Vigilance and timely information are key to tackling threat of Mers
If information and vigilance are the best defence against a looming public health crisis, panic and confusion are the biggest enemies. Unfortunately, we have seen more of the latter as the threat of Middle East respiratory syndrome (Mers) edged closer to Hong Kong over the past few days.
It does not take an expert to warn of the risk of visiting a place where a serious communicable disease is spreading fast. Having been in the vortex of the severe acute respiratory syndrome (Sars) outbreak in 2003, the city knows perfectly well how travel can expedite a local disease into a global health threat. As more disturbing news comes out of South Korea, a popular travel destination for Hongkongers, the public is naturally turning to the government for authoritative advice on travel to the country. But to the confusion of many, there was only an appeal against unnecessary travel from the health chief initially. It wasn't until the following morning that the government issued a red travel warning, amid an outcry over trip cancellations and refund arrangements by the industry.
It's just an example of how indecision can cause confusion. Without a formal warning, many travellers would be visiting the country at their own risk. The U-turn speaks volumes of the misjudgment and lack of coordination across the relevant authorities.
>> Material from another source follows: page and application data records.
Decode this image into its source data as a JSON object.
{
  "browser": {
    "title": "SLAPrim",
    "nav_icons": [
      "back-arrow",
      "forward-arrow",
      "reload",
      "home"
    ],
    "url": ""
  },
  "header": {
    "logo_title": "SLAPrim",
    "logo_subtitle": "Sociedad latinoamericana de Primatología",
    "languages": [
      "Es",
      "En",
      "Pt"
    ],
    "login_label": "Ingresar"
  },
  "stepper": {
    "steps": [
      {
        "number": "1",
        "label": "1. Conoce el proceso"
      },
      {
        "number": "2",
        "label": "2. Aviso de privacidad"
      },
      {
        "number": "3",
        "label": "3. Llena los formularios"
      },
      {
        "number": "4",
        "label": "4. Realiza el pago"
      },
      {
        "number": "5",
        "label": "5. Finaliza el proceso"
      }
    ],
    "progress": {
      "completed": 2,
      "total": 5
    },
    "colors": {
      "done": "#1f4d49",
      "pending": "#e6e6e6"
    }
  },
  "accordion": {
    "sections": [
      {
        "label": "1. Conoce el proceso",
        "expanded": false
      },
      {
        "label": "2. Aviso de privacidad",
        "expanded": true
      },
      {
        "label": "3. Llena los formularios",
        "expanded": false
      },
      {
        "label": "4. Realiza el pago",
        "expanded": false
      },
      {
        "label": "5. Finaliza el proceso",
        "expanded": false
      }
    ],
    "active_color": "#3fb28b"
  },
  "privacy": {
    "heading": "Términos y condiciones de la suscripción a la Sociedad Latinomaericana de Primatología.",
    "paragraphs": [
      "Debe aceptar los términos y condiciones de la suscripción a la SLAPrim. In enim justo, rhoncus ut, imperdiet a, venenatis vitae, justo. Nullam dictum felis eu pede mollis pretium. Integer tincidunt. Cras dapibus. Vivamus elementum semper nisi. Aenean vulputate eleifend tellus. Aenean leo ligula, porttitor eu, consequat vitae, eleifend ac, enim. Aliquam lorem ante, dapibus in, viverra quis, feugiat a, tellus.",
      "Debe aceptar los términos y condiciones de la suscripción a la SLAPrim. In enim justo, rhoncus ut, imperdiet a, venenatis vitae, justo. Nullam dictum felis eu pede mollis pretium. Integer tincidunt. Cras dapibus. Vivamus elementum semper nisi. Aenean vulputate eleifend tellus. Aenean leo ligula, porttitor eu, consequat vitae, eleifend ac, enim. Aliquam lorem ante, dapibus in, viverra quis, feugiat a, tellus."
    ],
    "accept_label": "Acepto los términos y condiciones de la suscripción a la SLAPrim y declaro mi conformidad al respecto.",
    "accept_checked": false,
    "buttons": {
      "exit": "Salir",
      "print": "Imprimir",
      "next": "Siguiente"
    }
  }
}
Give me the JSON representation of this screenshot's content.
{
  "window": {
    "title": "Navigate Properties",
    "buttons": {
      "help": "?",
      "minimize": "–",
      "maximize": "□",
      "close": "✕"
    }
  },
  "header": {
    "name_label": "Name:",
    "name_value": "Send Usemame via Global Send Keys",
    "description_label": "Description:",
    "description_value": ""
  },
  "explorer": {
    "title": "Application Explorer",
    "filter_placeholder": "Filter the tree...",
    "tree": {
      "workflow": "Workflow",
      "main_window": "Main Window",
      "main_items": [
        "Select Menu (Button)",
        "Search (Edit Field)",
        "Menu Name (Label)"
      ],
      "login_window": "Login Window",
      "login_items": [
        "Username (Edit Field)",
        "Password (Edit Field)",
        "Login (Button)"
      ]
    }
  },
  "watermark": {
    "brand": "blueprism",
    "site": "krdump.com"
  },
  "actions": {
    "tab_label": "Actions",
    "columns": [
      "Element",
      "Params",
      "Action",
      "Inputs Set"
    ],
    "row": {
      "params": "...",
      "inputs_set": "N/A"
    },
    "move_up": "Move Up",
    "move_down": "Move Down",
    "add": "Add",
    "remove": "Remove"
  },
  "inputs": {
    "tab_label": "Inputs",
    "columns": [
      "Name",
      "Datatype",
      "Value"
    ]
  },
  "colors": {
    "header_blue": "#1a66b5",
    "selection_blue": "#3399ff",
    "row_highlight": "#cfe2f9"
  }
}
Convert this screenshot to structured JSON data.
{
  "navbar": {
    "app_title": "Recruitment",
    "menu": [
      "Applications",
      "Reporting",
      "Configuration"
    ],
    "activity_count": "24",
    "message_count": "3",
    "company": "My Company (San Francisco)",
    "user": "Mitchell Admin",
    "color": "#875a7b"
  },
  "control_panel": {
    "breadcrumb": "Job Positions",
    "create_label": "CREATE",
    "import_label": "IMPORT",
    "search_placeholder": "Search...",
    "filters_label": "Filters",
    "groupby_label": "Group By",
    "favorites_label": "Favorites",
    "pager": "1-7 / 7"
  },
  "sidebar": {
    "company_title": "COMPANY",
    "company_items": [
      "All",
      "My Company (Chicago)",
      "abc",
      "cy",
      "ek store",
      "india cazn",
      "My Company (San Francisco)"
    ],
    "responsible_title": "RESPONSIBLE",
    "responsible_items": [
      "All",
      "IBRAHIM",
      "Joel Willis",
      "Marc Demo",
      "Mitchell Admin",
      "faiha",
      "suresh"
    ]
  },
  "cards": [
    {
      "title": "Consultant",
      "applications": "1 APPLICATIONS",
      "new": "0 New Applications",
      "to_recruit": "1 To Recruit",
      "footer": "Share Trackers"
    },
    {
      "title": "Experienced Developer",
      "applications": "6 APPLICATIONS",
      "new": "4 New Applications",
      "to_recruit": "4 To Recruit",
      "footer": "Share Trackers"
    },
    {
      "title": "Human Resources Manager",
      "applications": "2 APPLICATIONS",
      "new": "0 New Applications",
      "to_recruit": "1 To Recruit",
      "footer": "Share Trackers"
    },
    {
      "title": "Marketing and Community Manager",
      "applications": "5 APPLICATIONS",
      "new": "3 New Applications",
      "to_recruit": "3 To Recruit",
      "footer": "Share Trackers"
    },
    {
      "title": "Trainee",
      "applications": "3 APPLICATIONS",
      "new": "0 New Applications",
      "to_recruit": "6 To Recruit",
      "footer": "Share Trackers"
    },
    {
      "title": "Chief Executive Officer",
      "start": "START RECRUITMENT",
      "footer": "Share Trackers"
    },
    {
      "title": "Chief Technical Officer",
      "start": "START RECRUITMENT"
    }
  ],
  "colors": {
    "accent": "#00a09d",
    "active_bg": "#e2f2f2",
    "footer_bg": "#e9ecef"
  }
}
Officials explained that the outbound travel alert is based on the assessment of security risks arising from natural disasters, as well as political and social unrest. Given the high volume of air traffic between the two places and the health risks involved, the alert system should also take into account the outbreak of communicable diseases.
While staying vigilant is the best prevention, there is no need for overreaction. The city was in panic mode on Wednesday, when social media was flooded with news of a woman with flu symptoms being rushed to hospital. Thankfully, her test result for Mers was negative, as were those of the more than 30 other suspected cases. It is good that officials will update the public on the situation twice every day. With due vigilance and information, a health crisis can, hopefully, be averted.